April 25, 2017
Business executives rely on commercial and private aircraft for safe and efficient transportation to international locations. But getting there is only half the challenge, due to a growing set of aviation risks. A relatively new cause of worry in business travel is kidnap, ransom and extortion (KRE) demands -- involving pilots. When a pilot goes missing or is detained, the aircraft he or she is responsible for operating cannot take off. That can be an enormous disruption to an organization’s travel plans. And because business travel is frequently conducted on a tight schedule, delays can prove costly.Consider some examples from just the past few years:
A group of 26 civilian helicopter pilots working for a leasing company were arrested and detained by Ethiopian authorities for entering a sovereign state without permission. The pilots had been mistakenly informed that they had permission to land and refuel en route to Kenya. Once the error was discovered, Ethiopia released the pilots after holding them for nearly three weeks and allowed them to continue on their journey.
A Honduran pilot was kidnapped in Costa Rica by a group seeking to force him to fly cocaine out of the country.
Lebanese militants kidnapped two Turkish Airlines pilots and held them for more than two months, in an effort to bargain for the release of other captives. The pilots were released after negotiations involving three different kidnapped groups.
The pilots of a private jet were wrongfully detained in Latin America after escorting a drunken passenger from the plane. The passenger turned out to be a relative of a local government official. The pilots were released shortly after the incident.
Pilots of a private plane were approached after landing in Central America with an offer of protection in exchange for money.
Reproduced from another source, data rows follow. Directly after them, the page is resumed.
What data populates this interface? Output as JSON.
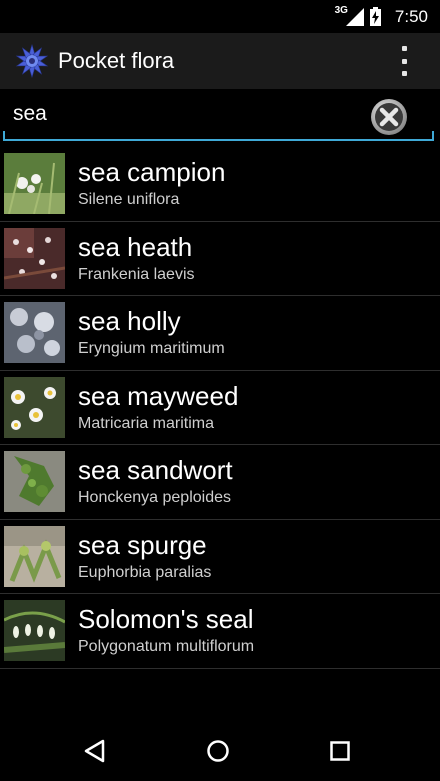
{
  "status_bar": {
    "network": "3G",
    "time": "7:50",
    "icons": [
      "signal-icon",
      "battery-charging-icon"
    ]
  },
  "app": {
    "title": "Pocket flora",
    "logo_icon": "cornflower-icon",
    "overflow_icon": "more-vert-icon"
  },
  "search": {
    "value": "sea",
    "clear_icon": "clear-icon",
    "accent": "#3fa9d6"
  },
  "results": [
    {
      "name": "sea campion",
      "latin": "Silene uniflora"
    },
    {
      "name": "sea heath",
      "latin": "Frankenia laevis"
    },
    {
      "name": "sea holly",
      "latin": "Eryngium maritimum"
    },
    {
      "name": "sea mayweed",
      "latin": "Matricaria maritima"
    },
    {
      "name": "sea sandwort",
      "latin": "Honckenya peploides"
    },
    {
      "name": "sea spurge",
      "latin": "Euphorbia paralias"
    },
    {
      "name": "Solomon's seal",
      "latin": "Polygonatum multiflorum"
    }
  ],
  "nav": {
    "back_icon": "back-icon",
    "home_icon": "home-icon",
    "recent_icon": "recent-apps-icon"
  }
}
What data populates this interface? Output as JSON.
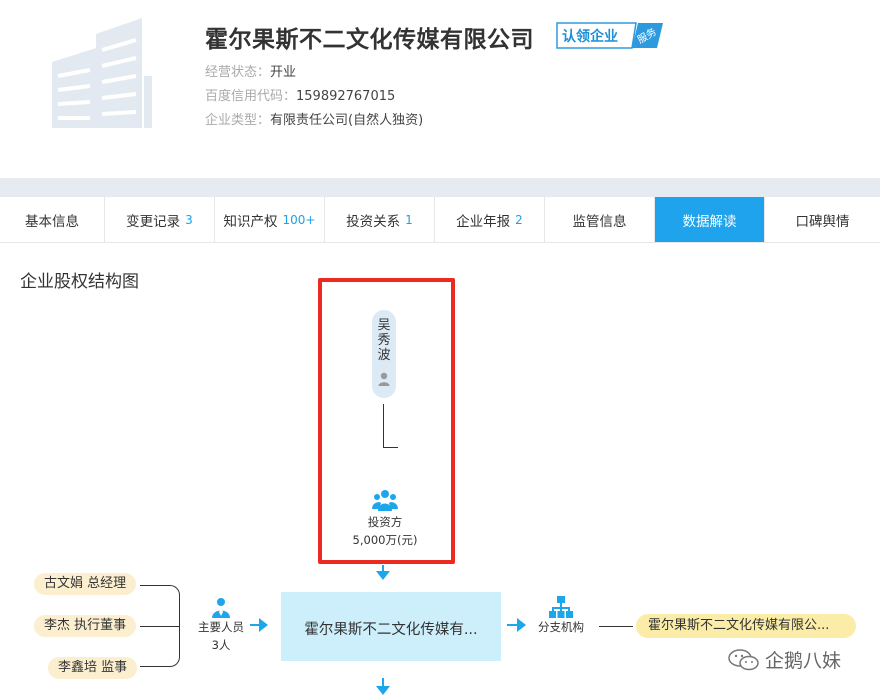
{
  "company": {
    "name": "霍尔果斯不二文化传媒有限公司",
    "claim_badge": "认领企业",
    "claim_badge_tag": "服务",
    "status_label": "经营状态：",
    "status_value": "开业",
    "credit_label": "百度信用代码：",
    "credit_value": "159892767015",
    "type_label": "企业类型：",
    "type_value": "有限责任公司(自然人独资)"
  },
  "tabs": [
    {
      "label": "基本信息",
      "count": ""
    },
    {
      "label": "变更记录",
      "count": "3"
    },
    {
      "label": "知识产权",
      "count": "100+"
    },
    {
      "label": "投资关系",
      "count": "1"
    },
    {
      "label": "企业年报",
      "count": "2"
    },
    {
      "label": "监管信息",
      "count": ""
    },
    {
      "label": "数据解读",
      "count": "",
      "active": true
    },
    {
      "label": "口碑舆情",
      "count": ""
    }
  ],
  "section_title": "企业股权结构图",
  "diagram": {
    "investor_name": "吴秀波",
    "investor_group_label": "投资方",
    "investor_amount": "5,000万(元)",
    "center_company": "霍尔果斯不二文化传媒有...",
    "staff": [
      {
        "text": "古文娟 总经理"
      },
      {
        "text": "李杰 执行董事"
      },
      {
        "text": "李鑫培 监事"
      }
    ],
    "staff_label": "主要人员",
    "staff_count": "3人",
    "branch_label": "分支机构",
    "branch_company": "霍尔果斯不二文化传媒有限公..."
  },
  "watermark": "企鹅八妹",
  "colors": {
    "accent": "#1ea3ec",
    "highlight": "#ec2a22",
    "center_box": "#cdeefb",
    "staff_pill": "#fbefd0",
    "branch_pill": "#fbeca8"
  }
}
“Express” kidnappings are a more frequent type of incident involving lesser monetary demands. These entail snatching and taking victims to an automated teller machine and release after holding them overnight.
In other cases, pilots reportedly have been detained for having expired passports or issues with other travel documents. Inability to return as planned to their home countries can be a real risk for pilots. This is especially true in industrial aid, the private aviation segment that serves business executives. Industrial aid pilots can and do transport travelers to places without the force of the U.S. government behind them. Doing so can make them more vulnerable to abduction and extortion attempts.To mitigate the risks and expenses of kidnap, ransom and extortion, XL Catlin has introduced an optional coverage endorsement for its general aviation program. This endorsement provides up to $1 million of coverage and responds around the clock whenever there is a kidnapping, demand or detention. XL Catlin has partnered with S-RM, a global risk consultancy, to provide response services worldwide.Although the pilots in the abovementioned cases survived the incidents, unfortunately not all kidnappings end well. Travelers, whether pilots or passengers, should take precautions to reduce the risk of kidnapping. These include:
Avoid attracting attention. This is more difficult for uniformed pilots on duty, but in general, it’s advisable to avoid public places as much as possible when off duty.
Avoid routine. Fixed schedules and routines are easier for abductors to observe. Vary means of transportation and routes, and limit disclosure of itineraries.
Stay alert. Increase awareness during times when routines are inevitable.
Plan ahead. Assess security issues ahead of time for meeting locations and keep emergency numbers accessible.
Communicate. Let trusted colleagues know your schedule, who and where you’re meeting and when you expect to return.
Think about personal security. Lock doors and confirm the identity of people or drivers who are scheduled to meet you.
Abductions are frightening and dangerous. Security training and financial protection are important tools to mitigate KRE risks. For aircraft owners and operators, such tools could spare disruption to their flight plan.
About the Authors
Denise Balan is senior vice president and head of XL Catlin's Kidnap, Ransom & Extortion practice in North America. Eric Donofrio is North America regional manager for XL Catlin’s aviation insurance business.